> **Goal of the exercise**
Counting task for the data below: how many lines hold the word "VenusGirl"? Answer with the number only.

> **Records**
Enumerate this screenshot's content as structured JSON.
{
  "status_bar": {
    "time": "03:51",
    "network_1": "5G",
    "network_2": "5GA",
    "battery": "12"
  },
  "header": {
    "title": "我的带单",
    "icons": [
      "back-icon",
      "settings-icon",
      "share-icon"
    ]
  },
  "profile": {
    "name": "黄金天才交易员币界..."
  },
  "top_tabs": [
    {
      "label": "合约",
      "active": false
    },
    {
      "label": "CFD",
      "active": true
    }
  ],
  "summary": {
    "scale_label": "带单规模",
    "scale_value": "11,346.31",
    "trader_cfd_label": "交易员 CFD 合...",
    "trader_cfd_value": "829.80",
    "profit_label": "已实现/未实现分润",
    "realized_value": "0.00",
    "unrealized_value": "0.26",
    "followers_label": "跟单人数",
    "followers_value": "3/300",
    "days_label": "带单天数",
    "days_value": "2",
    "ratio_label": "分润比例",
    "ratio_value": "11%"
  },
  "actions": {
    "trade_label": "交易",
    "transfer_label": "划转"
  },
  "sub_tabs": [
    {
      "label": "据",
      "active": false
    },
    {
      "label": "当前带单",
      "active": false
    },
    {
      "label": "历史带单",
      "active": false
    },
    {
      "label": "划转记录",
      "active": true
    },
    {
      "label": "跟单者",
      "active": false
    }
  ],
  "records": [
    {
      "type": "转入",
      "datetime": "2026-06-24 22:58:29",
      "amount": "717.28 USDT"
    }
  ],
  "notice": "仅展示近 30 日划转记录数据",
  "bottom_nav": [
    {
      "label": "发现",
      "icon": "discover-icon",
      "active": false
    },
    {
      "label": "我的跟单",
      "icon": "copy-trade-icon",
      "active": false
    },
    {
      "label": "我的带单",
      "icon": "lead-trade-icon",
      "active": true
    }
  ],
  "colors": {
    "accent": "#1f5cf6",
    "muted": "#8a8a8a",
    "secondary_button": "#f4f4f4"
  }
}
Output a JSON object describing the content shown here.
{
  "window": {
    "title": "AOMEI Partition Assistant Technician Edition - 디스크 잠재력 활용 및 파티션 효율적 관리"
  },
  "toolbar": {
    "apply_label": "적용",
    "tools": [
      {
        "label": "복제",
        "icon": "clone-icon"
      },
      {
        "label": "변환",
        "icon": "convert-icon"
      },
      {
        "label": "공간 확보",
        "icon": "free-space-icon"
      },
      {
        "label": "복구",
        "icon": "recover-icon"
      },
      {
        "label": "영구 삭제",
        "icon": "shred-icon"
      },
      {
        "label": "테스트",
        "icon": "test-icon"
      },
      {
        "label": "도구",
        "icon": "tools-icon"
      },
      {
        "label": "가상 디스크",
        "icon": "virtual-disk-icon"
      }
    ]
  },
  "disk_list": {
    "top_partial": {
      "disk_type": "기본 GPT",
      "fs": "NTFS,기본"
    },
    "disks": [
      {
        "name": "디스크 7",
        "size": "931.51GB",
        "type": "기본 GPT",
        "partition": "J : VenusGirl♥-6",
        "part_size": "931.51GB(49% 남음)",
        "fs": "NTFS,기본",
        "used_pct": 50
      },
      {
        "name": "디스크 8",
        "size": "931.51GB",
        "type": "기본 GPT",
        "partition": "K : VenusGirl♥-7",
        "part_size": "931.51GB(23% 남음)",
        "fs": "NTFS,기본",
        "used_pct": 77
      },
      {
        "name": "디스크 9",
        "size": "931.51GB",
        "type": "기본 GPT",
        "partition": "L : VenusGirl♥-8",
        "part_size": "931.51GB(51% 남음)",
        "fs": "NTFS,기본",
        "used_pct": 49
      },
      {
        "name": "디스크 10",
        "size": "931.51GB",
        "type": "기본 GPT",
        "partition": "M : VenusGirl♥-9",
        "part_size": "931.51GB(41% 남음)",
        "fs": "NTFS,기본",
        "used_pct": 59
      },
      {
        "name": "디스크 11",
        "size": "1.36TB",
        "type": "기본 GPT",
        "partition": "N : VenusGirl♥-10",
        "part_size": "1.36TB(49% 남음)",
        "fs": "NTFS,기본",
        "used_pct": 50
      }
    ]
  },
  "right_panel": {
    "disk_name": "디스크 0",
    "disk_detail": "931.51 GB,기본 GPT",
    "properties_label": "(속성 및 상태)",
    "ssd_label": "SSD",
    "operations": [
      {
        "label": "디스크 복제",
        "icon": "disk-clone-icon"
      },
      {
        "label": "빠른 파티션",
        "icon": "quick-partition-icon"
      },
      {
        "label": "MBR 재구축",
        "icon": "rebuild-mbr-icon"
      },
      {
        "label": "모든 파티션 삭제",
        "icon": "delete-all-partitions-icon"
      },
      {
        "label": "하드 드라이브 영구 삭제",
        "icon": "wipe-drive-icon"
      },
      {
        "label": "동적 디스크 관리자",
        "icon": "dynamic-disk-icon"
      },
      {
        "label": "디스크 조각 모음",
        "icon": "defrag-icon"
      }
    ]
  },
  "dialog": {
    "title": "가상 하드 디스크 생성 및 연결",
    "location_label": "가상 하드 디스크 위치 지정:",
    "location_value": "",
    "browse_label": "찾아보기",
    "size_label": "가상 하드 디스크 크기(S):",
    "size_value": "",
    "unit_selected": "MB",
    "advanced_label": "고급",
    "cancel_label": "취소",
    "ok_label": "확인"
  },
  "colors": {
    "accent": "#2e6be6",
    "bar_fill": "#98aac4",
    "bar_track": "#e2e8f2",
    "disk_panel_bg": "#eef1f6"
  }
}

> **Result of the task**
5